Following the whirlwind celebrity news about actress Christina Applegate’s recent breast cancer diagnosis, many were shocked at her decision to voluntarily undergo a double mastectomy three weeks ago, removing both breasts. Yet, the positive statistics may outweigh the risk, so much so that Applegate actually called the operation a “logical decision” in her interview this week on Good Morning America.
Applegate’s family has a history of the disease; her mother battled breast cancer, and she tested positive for the BRCA1 gene mutation linked to breast and ovarian cancer. Women who carry the BRCA gene mutation have an estimated 85% lifetime risk of developing breast cancer, but a prophylactic mastectomy reduces this risk to less than 1%. Applegate opted for the surgery, followed by more than eight months of reconstructive follow-up surgeries. The 36-year-old is now cancer-free.
Reinie Kaas, MD, from the surgical department of the Netherlands Cancer Institute, in Amsterdam, conducted a series of studies surrounding this gene mutation link with 251 women who underwent a uni- or bilateral mastectomy after one or more rounds of surveillance. The standard procedure was a skin-sparing mastectomy with immediate reconstruction with an implant; about two-thirds of these women had the BRCA1 gene mutation. Yet Kaas recognizes that the decision is not about the statistics. Rather, it is soley the difficult decision of the woman stricken with the disease.

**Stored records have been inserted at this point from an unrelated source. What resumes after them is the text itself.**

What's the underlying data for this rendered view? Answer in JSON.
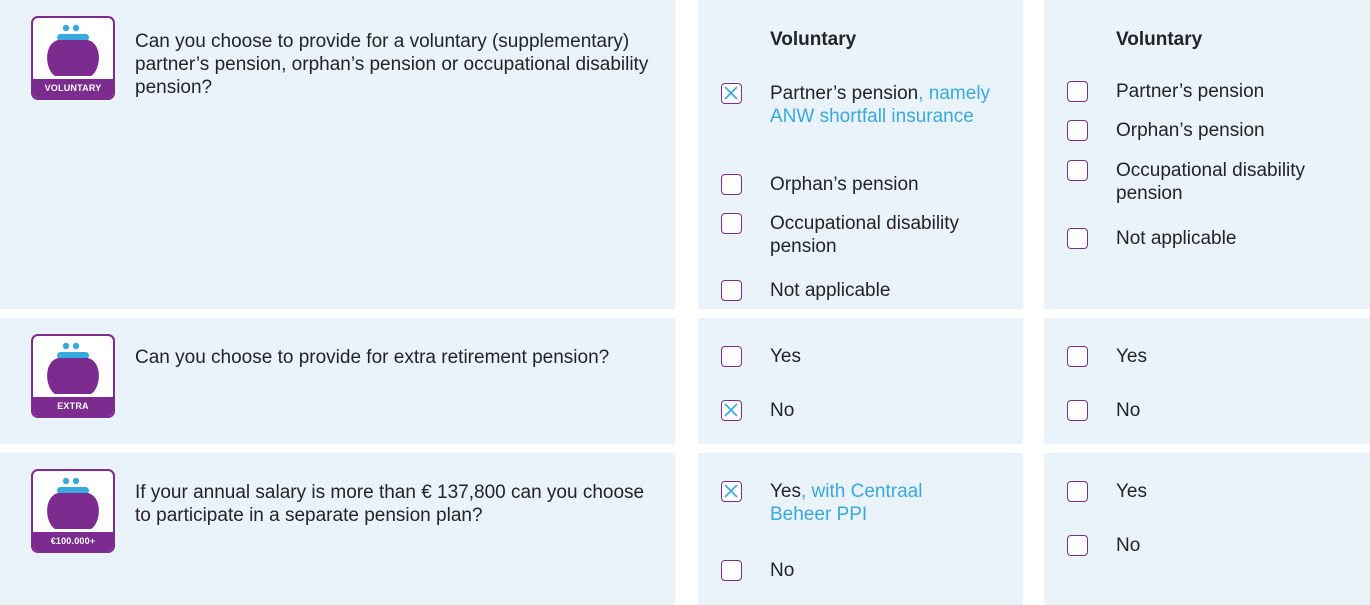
{
  "colors": {
    "panel_bg": "#eaf2fa",
    "purple": "#7b2c8e",
    "note_blue": "#38a9dc",
    "text": "#222428"
  },
  "rows": [
    {
      "icon": {
        "name": "purse-icon",
        "label": "VOLUNTARY"
      },
      "question": "Can you choose to provide for a voluntary (supplementary) partner’s pension, orphan’s pension or occupational disability pension?",
      "col1": {
        "heading": "Voluntary",
        "options": [
          {
            "label": "Partner’s pension",
            "note": ", namely ANW shortfall insurance",
            "checked": true
          },
          {
            "label": "Orphan’s pension",
            "note": "",
            "checked": false
          },
          {
            "label": "Occupational disability pension",
            "note": "",
            "checked": false
          },
          {
            "label": "Not applicable",
            "note": "",
            "checked": false
          }
        ]
      },
      "col2": {
        "heading": "Voluntary",
        "options": [
          {
            "label": "Partner’s pension",
            "note": "",
            "checked": false
          },
          {
            "label": "Orphan’s pension",
            "note": "",
            "checked": false
          },
          {
            "label": "Occupational disability pension",
            "note": "",
            "checked": false
          },
          {
            "label": "Not applicable",
            "note": "",
            "checked": false
          }
        ]
      }
    },
    {
      "icon": {
        "name": "purse-icon",
        "label": "EXTRA"
      },
      "question": "Can you choose to provide for extra retirement pension?",
      "col1": {
        "options": [
          {
            "label": "Yes",
            "note": "",
            "checked": false
          },
          {
            "label": "No",
            "note": "",
            "checked": true
          }
        ]
      },
      "col2": {
        "options": [
          {
            "label": "Yes",
            "note": "",
            "checked": false
          },
          {
            "label": "No",
            "note": "",
            "checked": false
          }
        ]
      }
    },
    {
      "icon": {
        "name": "purse-icon",
        "label": "€100.000+"
      },
      "question": "If your annual salary is more than € 137,800 can you choose to participate in a separate pension plan?",
      "col1": {
        "options": [
          {
            "label": "Yes",
            "note": ", with Centraal Beheer PPI",
            "checked": true
          },
          {
            "label": "No",
            "note": "",
            "checked": false
          }
        ]
      },
      "col2": {
        "options": [
          {
            "label": "Yes",
            "note": "",
            "checked": false
          },
          {
            "label": "No",
            "note": "",
            "checked": false
          }
        ]
      }
    }
  ]
}
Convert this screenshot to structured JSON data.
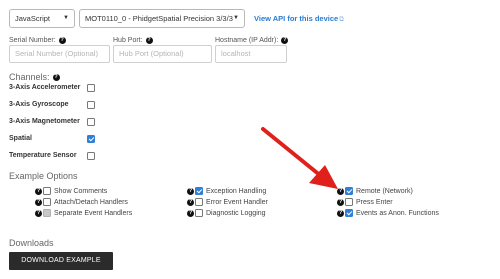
{
  "language_select": {
    "value": "JavaScript"
  },
  "device_select": {
    "value": "MOT0110_0 - PhidgetSpatial Precision 3/3/3"
  },
  "api_link": {
    "label": "View API for this device"
  },
  "fields": {
    "serial": {
      "label": "Serial Number:",
      "placeholder": "Serial Number (Optional)"
    },
    "hub": {
      "label": "Hub Port:",
      "placeholder": "Hub Port (Optional)"
    },
    "hostname": {
      "label": "Hostname (IP Addr):",
      "placeholder": "localhost"
    }
  },
  "channels": {
    "title": "Channels:",
    "items": [
      {
        "label": "3-Axis Accelerometer",
        "checked": false
      },
      {
        "label": "3-Axis Gyroscope",
        "checked": false
      },
      {
        "label": "3-Axis Magnetometer",
        "checked": false
      },
      {
        "label": "Spatial",
        "checked": true
      },
      {
        "label": "Temperature Sensor",
        "checked": false
      }
    ]
  },
  "example_options": {
    "title": "Example Options",
    "items": [
      {
        "label": "Show Comments",
        "checked": false,
        "disabled": false
      },
      {
        "label": "Attach/Detach Handlers",
        "checked": false,
        "disabled": false
      },
      {
        "label": "Separate Event Handlers",
        "checked": false,
        "disabled": true
      },
      {
        "label": "Exception Handling",
        "checked": true,
        "disabled": false
      },
      {
        "label": "Error Event Handler",
        "checked": false,
        "disabled": false
      },
      {
        "label": "Diagnostic Logging",
        "checked": false,
        "disabled": false
      },
      {
        "label": "Remote (Network)",
        "checked": true,
        "disabled": false
      },
      {
        "label": "Press Enter",
        "checked": false,
        "disabled": false
      },
      {
        "label": "Events as Anon. Functions",
        "checked": true,
        "disabled": false
      }
    ]
  },
  "downloads": {
    "title": "Downloads",
    "button_label": "DOWNLOAD EXAMPLE"
  },
  "colors": {
    "link": "#2a7bd1",
    "checkbox_on": "#2f7fd6",
    "arrow": "#e0201b",
    "button_bg": "#2b2b2b"
  }
}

Among Kaas’ study participants, just one of 251 carriers developed breast cancer; that patient is free of disease six years after treatment.
Applegate’s cancer was detected early through a doctor-ordered MRI. She is also looking into implementing a similar program to help women at high risk for breast cancer meet the costs of an MRI, which is not always covered by insurance. Many insurance companies require pre-authorization, which can be difficult to obtain.
Would you instruct your patients to do the same, knowing their risk for breast cancer? Would you make the same informed decision if it were a member of your family?